There is evidence that the practice dates back to the 1800s, so why do people suddenly have a problem with it?
Taiwan funeral stripper 2011 07 18Enlarge
A female dancer performs at a club in the Chung-Li area of Taoyuan county, north of Taipei in northern Taiwan on April 3, 2010. (Sam Yeh/AFP/Getty Images)

Funeral stripping in Taiwan isn't new.

By some accounts, it's been going on since the 1800s. In the '50s and '60s, nobody would have dared report the practice, but hel-lo internet!

The more titillating the better.

But as the practice becomes more widely known, many Taiwanese have begun to voice their discontent. It was all right, so long as nobody in other countries noticed, the logic goes, but it's quite another matter to have funeral strippers associated with the Taiwan's image abroad.

What the practice consists of is basically what you'd see at a strip club — scantily clad dancers gyrating around poles, flashing lights and blaring pop music — except it's on the back of what they call "electric flower cars," which are basically floats like you'd see in a parade.

What could be a better send off?

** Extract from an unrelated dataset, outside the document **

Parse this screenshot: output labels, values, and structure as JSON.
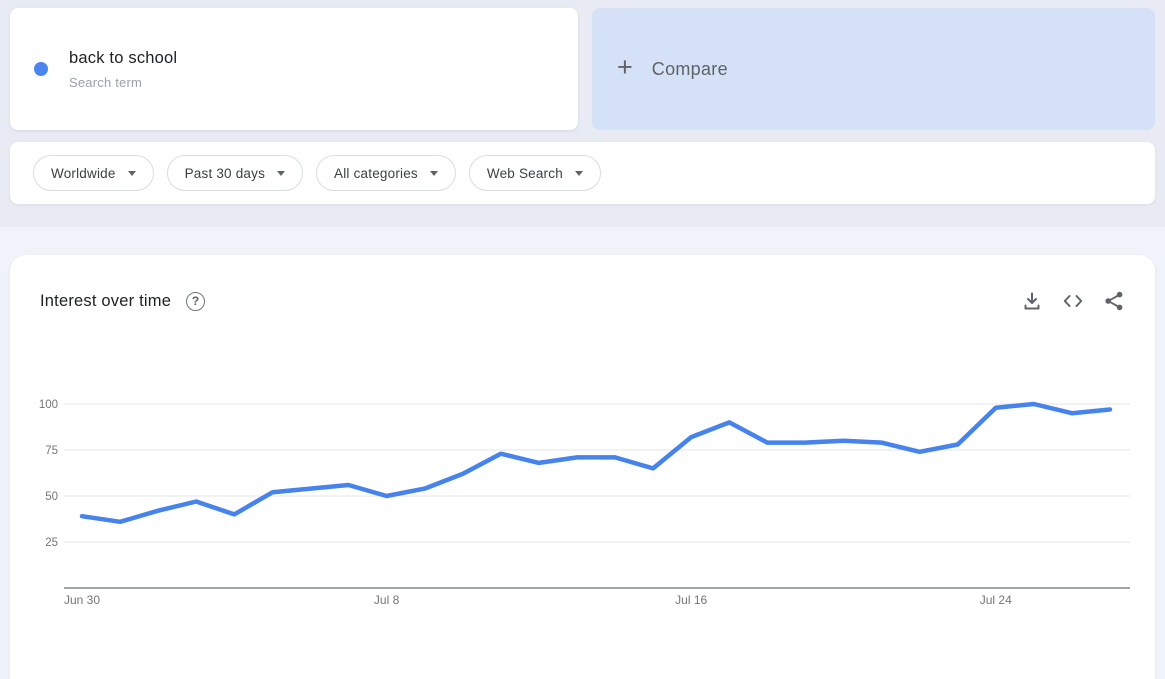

(GlobalPost in Shanghai: Pole-dancing steps into the spotlight in China)

By many accounts, Taiwan's take on religion can be quite casual. Worship usually consists of an amalgam of Buddhist, Taoist and folk traditions. Temples are rowdy places, with cell phone ring tones mixing with the clacking sound of divination blocks hitting the ground.

In a new documentary, "Dancing for the Dead: Funeral strippers in Taiwan," Marc L. Moskowitz, an anthropology professor at the University of South Carolina, puts funeral stripping in this religious and cultural context.

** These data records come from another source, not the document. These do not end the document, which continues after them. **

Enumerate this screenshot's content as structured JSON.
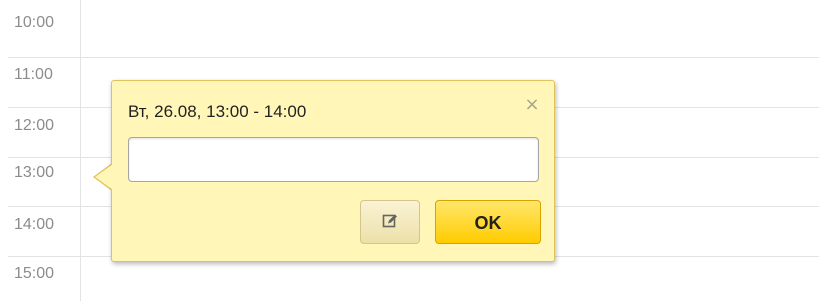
{
  "calendar": {
    "hours": [
      "10:00",
      "11:00",
      "12:00",
      "13:00",
      "14:00",
      "15:00"
    ]
  },
  "popup": {
    "title": "Вт, 26.08, 13:00 - 14:00",
    "close_icon": "close-icon",
    "input_value": "",
    "input_placeholder": "",
    "edit_icon": "pencil-edit-icon",
    "ok_label": "OK"
  },
  "colors": {
    "popup_background": "#fff6b8",
    "popup_border": "#e0c25a",
    "ok_button": "#ffcc00",
    "grid_line": "#e3e3e3",
    "hour_text": "#8c8c8c"
  }
}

Like many things in Taiwan, funeral strippers can be traced back to gangsters.

(GlobalPost in Taipei: Taiwan's gangsters are real-life Sopranos)

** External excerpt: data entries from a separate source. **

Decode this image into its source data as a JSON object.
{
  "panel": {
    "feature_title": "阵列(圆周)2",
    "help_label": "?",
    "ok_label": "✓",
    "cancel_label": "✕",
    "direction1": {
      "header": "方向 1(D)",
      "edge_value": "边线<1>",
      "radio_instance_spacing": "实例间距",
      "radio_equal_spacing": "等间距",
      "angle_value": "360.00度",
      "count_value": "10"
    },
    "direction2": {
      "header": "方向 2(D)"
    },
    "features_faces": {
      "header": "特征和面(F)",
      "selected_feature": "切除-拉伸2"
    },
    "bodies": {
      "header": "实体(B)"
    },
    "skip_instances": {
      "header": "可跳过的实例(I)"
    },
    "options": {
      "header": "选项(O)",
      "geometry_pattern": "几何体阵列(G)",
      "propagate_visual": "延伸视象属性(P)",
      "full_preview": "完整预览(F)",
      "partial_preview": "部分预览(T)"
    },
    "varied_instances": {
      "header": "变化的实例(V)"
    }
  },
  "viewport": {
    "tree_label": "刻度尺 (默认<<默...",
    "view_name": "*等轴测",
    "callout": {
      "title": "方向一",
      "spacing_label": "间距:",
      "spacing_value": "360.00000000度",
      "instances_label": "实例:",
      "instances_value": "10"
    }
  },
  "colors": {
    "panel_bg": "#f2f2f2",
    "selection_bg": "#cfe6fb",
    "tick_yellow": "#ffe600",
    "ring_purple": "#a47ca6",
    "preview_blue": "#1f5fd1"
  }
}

Moskowitz told the Taipei Times that it has to do with gangsters flaunting their power in the face of authority.

To a certain extent they are saying: Look at what we can get away with. It attests to their symbolic capital. On one of the occasions that I was filming there were police videotaping and I was backstage and I told the manager that the police were there with a camera. He had this sort of mischievous smile on his face and he said, “You know, we are fine. We are not going to cross over any boundaries.”

Watch a trailer from the doc:

http://www.globalpost.com/dispatches/globalpost-blogs/the-rice-bowl/funeral-strippers-taiwan-religion-gangsters